The role of reticulation in the rapid diversification of organisms is attracting greater attention in evolutionary biology. However, no empirical study has yet indicated how introgression across the genome may have altered the genetic composition of recipient taxa and increased their divergence within a species complex during the course of its evolution.
Researchers from Xishuangbanna Tropical Botanical Garden (XTBG) and Sichuan University used the Picea likiangensis species complex of spruce taxa as a system for testing if evolutionary divergence within this complex followed a reticulate or tree‐like pattern.

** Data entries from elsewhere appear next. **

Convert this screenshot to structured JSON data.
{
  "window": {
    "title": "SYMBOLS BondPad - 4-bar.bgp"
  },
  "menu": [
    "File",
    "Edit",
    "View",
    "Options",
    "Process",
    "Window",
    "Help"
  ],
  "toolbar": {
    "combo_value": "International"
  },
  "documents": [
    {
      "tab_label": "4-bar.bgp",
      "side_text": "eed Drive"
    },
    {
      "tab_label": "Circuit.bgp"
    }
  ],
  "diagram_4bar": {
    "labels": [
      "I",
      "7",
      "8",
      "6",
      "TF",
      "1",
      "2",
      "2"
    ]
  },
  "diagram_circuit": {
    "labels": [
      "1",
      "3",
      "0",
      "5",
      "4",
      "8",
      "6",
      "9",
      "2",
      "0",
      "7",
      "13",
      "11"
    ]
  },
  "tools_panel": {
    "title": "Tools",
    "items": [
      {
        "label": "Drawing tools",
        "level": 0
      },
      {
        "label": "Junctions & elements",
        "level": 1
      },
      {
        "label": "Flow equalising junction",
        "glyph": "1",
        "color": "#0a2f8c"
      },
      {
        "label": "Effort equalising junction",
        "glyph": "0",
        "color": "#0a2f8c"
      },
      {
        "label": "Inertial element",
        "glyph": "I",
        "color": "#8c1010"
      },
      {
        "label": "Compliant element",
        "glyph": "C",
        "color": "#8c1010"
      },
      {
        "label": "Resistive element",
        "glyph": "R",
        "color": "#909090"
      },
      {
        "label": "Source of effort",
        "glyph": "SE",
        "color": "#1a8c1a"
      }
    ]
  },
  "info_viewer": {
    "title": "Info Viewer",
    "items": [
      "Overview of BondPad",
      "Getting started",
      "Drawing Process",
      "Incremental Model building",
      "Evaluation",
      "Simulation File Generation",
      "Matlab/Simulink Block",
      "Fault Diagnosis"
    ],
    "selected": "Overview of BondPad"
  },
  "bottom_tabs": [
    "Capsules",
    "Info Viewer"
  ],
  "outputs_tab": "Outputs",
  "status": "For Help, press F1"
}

They also wanted to clarify the role of introgression in promoting differentiation between diverging taxa.
The researchers used population genomic analysis combined with tests of different evolutionary scenarios using coalescent simulations.
The results showed that the Picea likiangensis complex, comprising three varieties of P. likiangensis (vars. likiangensis, linzhiensis, and rubescens) and one variey of P. brachytyla (var. complanata), originated rapidly at the end of the Pliocene and beginning of the Pleistocene.
The four taxa came into secondary contact during the mid‐Pleistocene and that their divergence, thereafter, has been influenced by hybridization and gene exchange.
Some introgressed alleles reached high frequencies in certain taxon pairs (vars. complanata and likiangensis, and vars. rubescensand linzhiensis, respectively) causing both taxa of such pairs to show increased divergence when compared with other taxa of the complex in which the same alleles were at low frequency or absent.
“Our analysis has provided a deeper understanding of the reticulate relationships among the four taxa comprising the P. likiangensis complex, and how reticulate evolution within the complex may have been affected by climatic oscillations and geological changes that occurred in the Hengduan and Himalayan regions during the Pleistocene” said Dr. Sun Yongshuai, first author of the study.